Interior Secretary Ken Salazar will report back in 30 days "on what, if any, additional precautions and technologies should be required to prevent accidents like this from happening again," Obama said. "And we're going to make sure that any leases going forward have those safeguards."

He also said all deepwater rigs and platforms are being inspected.

But Obama is likely to face stronger resistance from coastal-state Democrats. Four New Jersey Democrats today wrote him to ask that he reverse his decision to open up waters for drilling off the shores of much of the East Coast, in the eastern Gulf of Mexico and parts of the Alaskan Arctic region and coast, as well as his call for studies of the oil and natural gas potential in the coastal regions from Delaware to northern Florida.

"In the wake of the tragic accident, loss of life, and pollution in the Gulf of Mexico ... we are even more steadfastly opposed to any offshore drilling that could imperil the environment or economy of coastal New Jersey," said Sens. Robert Menendez and Frank Lautenberg and Reps. Frank Pallone and Rush Holt.

Their letter followed an announcement Thursday by Sen. Bill Nelson, D-Fla., that he will introduce a bill to block the administration from acting on its plans to expand offshore oil and natural gas drilling.

In a letter to Obama, Nelson asked the administration to "postpone indefinitely plans for expanded offshore drilling operations" and called for an "immediate halt to test wells and all other exploratory operations in coastal waters." Nelson said on CNN Friday morning that plans in any climate and energy bill this year to expand offshore drilling are "dead on arrival now."

Obama has dispatched Salazar, Homeland Security Secretary Janet Napolitano, Environmental Protection Agency Administrator Lisa Jackson, White House energy adviser Carol Browner and National Oceanic and Atmospheric Administration Administrator Jane Lubchenco to the Gulf as reports suggest the spill may have reached land early Friday.

Florida Gov. Charlie Crist declared a state of emergency in several counties Friday, joining Louisiana Gov. Bobby Jindal, who declared a state of emergency Thursday.

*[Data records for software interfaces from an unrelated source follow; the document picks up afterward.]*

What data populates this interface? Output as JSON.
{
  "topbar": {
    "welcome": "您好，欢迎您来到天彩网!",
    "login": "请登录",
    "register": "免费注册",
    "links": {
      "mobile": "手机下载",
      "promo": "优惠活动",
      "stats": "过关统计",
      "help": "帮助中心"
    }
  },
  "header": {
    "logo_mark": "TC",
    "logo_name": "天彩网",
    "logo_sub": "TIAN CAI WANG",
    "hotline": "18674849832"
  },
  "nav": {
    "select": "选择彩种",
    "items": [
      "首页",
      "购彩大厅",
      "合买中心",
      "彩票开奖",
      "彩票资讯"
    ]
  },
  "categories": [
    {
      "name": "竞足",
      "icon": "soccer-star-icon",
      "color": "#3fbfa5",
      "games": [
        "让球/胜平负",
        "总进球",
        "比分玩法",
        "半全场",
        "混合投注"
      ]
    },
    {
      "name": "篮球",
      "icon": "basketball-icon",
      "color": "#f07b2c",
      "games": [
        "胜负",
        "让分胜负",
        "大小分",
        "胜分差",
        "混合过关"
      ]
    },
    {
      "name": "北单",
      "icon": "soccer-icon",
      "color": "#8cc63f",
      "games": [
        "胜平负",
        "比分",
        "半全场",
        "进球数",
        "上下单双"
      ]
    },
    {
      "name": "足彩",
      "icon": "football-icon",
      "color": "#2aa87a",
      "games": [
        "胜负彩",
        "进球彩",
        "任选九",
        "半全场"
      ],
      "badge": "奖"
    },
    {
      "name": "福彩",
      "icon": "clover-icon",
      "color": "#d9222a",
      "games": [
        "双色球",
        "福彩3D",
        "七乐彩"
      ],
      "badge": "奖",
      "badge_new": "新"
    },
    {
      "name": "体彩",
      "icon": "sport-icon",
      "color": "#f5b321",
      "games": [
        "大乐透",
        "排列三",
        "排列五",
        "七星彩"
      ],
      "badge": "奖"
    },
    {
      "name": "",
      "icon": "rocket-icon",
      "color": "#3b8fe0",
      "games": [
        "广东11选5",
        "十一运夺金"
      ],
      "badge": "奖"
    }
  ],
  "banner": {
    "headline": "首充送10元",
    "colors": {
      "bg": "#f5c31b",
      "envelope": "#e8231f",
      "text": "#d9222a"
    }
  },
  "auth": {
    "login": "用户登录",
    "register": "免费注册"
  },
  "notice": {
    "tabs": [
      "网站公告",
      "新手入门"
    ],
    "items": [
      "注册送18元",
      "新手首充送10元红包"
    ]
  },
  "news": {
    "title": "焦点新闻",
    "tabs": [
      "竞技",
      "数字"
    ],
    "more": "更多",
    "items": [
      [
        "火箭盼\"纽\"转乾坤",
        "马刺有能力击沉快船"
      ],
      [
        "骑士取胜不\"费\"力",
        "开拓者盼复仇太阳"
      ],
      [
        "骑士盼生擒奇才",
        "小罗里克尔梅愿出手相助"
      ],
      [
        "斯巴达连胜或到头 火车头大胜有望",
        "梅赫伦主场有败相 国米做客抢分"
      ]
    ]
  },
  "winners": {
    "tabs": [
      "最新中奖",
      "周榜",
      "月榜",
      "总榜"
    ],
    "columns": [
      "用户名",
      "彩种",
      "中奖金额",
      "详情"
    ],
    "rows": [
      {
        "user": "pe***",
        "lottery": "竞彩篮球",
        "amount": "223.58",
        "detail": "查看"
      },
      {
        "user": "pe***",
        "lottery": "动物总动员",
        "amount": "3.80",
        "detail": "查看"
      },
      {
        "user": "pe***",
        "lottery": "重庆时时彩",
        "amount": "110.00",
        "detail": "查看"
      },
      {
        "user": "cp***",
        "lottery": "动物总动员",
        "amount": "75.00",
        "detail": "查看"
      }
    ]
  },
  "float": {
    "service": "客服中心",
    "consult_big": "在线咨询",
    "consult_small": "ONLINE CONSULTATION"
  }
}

White House senior adviser David Axelrod said Friday morning no new drilling will occur while the Deepwater Horizon oil rig spill is under investigation. But he also defended Obama's blueprint for offshore oil and natural gas exploration.

"All he has said is that he's not going to continue the moratorium on drilling, but ... no additional drilling has been authorized and none will until we find out what happened here and whether there was something unique and preventable here," Axelrod said on ABC's "Good Morning America."